December 2018 Shale Activity Maps Released by ODNR
Climate change has been an ongoing topic in the past years and one of the main topics covered during the presidential campaign by then-presidential candidate Joe Biden. He had threatened to remove all fracking sites to reduce carbon emissions to zero. Of course, towards the end of the presidential campaign, Joe Biden became less hostile towards the fracking industry and devised a more reasonable way of reducing carbon emission. On Monday, at least 10 chief executives from major U.S. oil companies (Exxon Mobil Corp., BP Plc, ConocoPhillips, Royal Dutch Shell Plc, Chevron Corp, and Devon Energy Corp) have decided to collaborate with the Biden administration in its campaign against climate change. White House National Climate Adviser Gina McCarthy has stated that oil industry leaders promised support for federal regulations. The main focus being limiting emissions of methane from wells and other oilfield equipment. This is the first step in a list of carbon-cuttin
In the United States, there are seven main Shales (Bakken, Niobrara, Permian, Eagle Ford, Haynesville, Marcellus, and Utica). The Permian and Eagle Ford Shale, located in Texas, are the highest producing Shales in the United States. Among all of them, the Utica Shale seems to be the one with less popularity despite bringing many investments and job opportunities for Ohio. In today's post, we will discuss why the Utica Shale is under-appreciated and how it has benefited Ohio. Marcellus Shale Perhaps one reason why the Utica Shale is under-appreciated is that it's located right next to the Marcellus Shale.
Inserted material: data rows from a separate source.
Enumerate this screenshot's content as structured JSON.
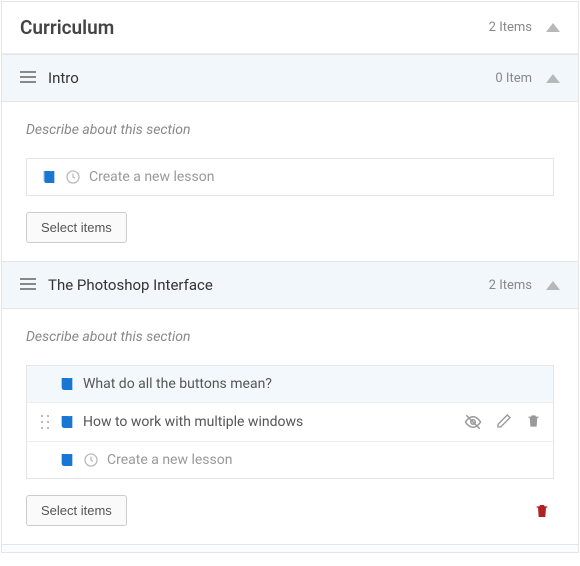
{
  "header": {
    "title": "Curriculum",
    "count": "2 Items"
  },
  "sections": [
    {
      "title": "Intro",
      "count": "0 Item",
      "describe": "Describe about this section",
      "items": [],
      "new_lesson_placeholder": "Create a new lesson",
      "select_button": "Select items",
      "show_delete": false
    },
    {
      "title": "The Photoshop Interface",
      "count": "2 Items",
      "describe": "Describe about this section",
      "items": [
        {
          "title": "What do all the buttons mean?",
          "selected": true,
          "show_actions": false,
          "show_drag": false
        },
        {
          "title": "How to work with multiple windows",
          "selected": false,
          "show_actions": true,
          "show_drag": true
        }
      ],
      "new_lesson_placeholder": "Create a new lesson",
      "select_button": "Select items",
      "show_delete": true
    }
  ]
}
The latest report estimates that the Marcellus Shale yields about 14.4 billion cubic feet of natural gas per day. In 2015, it was the source for over 36% of the shale gas produced in the United States and 18% of the total dry gas production of the United States. Of course, the Utica Shale is small in comparison to the Marcellus Shale. Despite that, the Utica Shale still holds s
Chesapeake Energy continues to see its legal battles compound over its royalty-payment practices. Already facing lawsuits in several different states and having been subpoenaed by the U.S. Department of Justice, StateImpact Pennsylvania reports that another government outfit is taking a legal interest in the company's royalty payment strategies: Chesapeake Energy has been subpoenaed by the U.S. Postal service, seeking information on its royalty practices, according to a regulatory filing. As StateImpact Pennsylvania has previously reported , the Oklahoma City-based driller faces a slew of disputes and complaints over how it pays royalties. We've posted articles in the past that looked at some of the questionable practices that Chesapeake has employed to reduce the amount of royalties it pays out to landowners. As a quick refresher, note how ProPublica reporter Abrahm Lustgarten shared some of the details in an article which we shared here on The Daily Digger in March